Last Updated on January 31, 2018 by Stephanie Boucher
My sabbatical will have two foci of interest. One of those, will be to research churches where congregations meet for different types of services just once a month. The other focus will be a long visit to Sri Lanka: that is the subject of this article.
I will be re-establishing contact with a Sri Lankan Anglican priest, Keerthi Fernando, who studied at the University of Kent 15 years ago while I was vicar in Whitstable. During that time, Keerthi regularly led church services with me. He and his wife Arlene also did much with local schools and churches to promote cultural awareness of Sri Lanka. Our families had plenty of fun together on these evenings and at other times, and became good friends.
Following the Boxing-Day tsunami, Keerthi and Arlene mobilised a huge fundraising effort in Whitstable. Keerthi was particularly inspirational with his work of reconciliation, both in the Sri Lankan diaspora in the UK and between the divided communities of his then war-torn homeland.
Since returning to Sri Lanka, Keerthi has been made Archdeacon of Nuwara Eliya, looking after a large number of churches in the centre of Sri Lanka’s tea producing area. He will enable me to see how Anglican churches interact with the tea plantation workers, supporting them in their spiritual lives and in their social needs.
There are other issues of interest. The country is slowly recovering from a bitter 26-year civil war. The Anglican Church, along with other Christian denominations, has been instrumental in promoting reconciliation and understanding between Tamil and Sinhalese communities. This is set against a background of suspicion from the Sinhalese majority, among whom Buddhist nationalism predominates. Christianity is a minority faith and Anglicans are small players within it; nevertheless, the Anglican Church has managed to have a significant impact on the wellbeing of the country. I look forward to seeing some of this work first hand.

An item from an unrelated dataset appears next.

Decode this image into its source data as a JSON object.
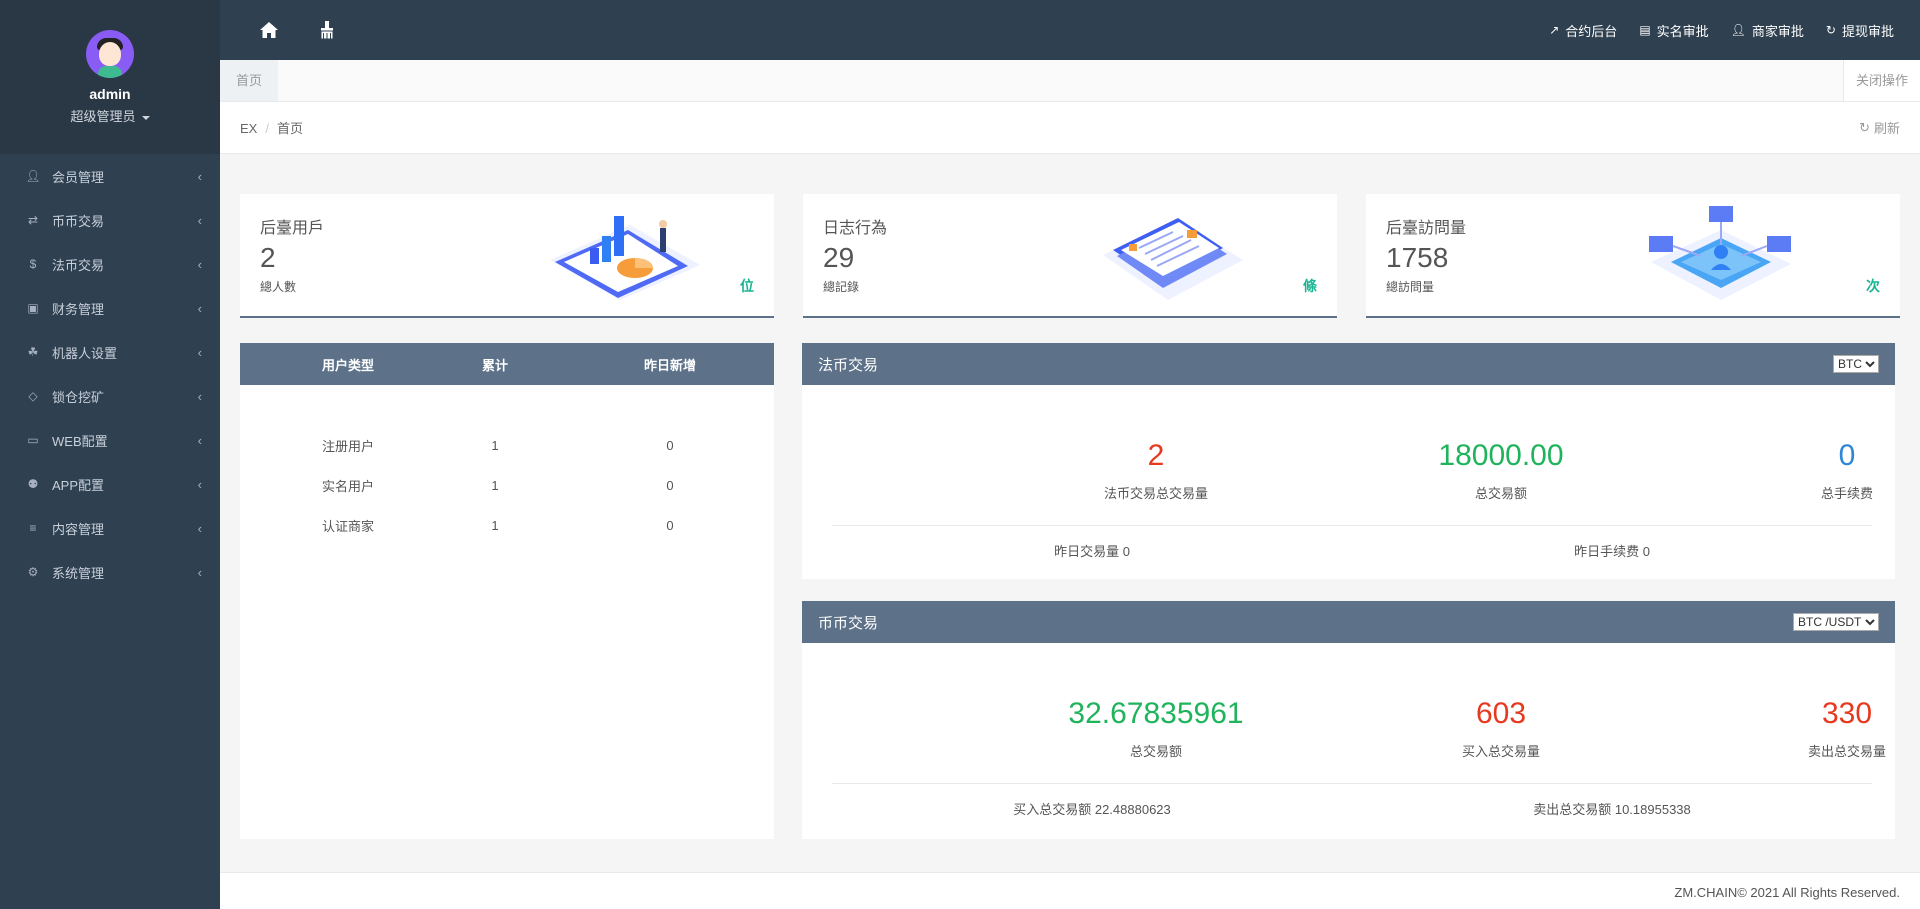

Finally, I hope to travel around Sri Lanka and see for myself some of its fabled natural beauty. I am interested in how the country meets the challenge of balancing the exploitation of its natural resources with the preservations of a good environment for its people.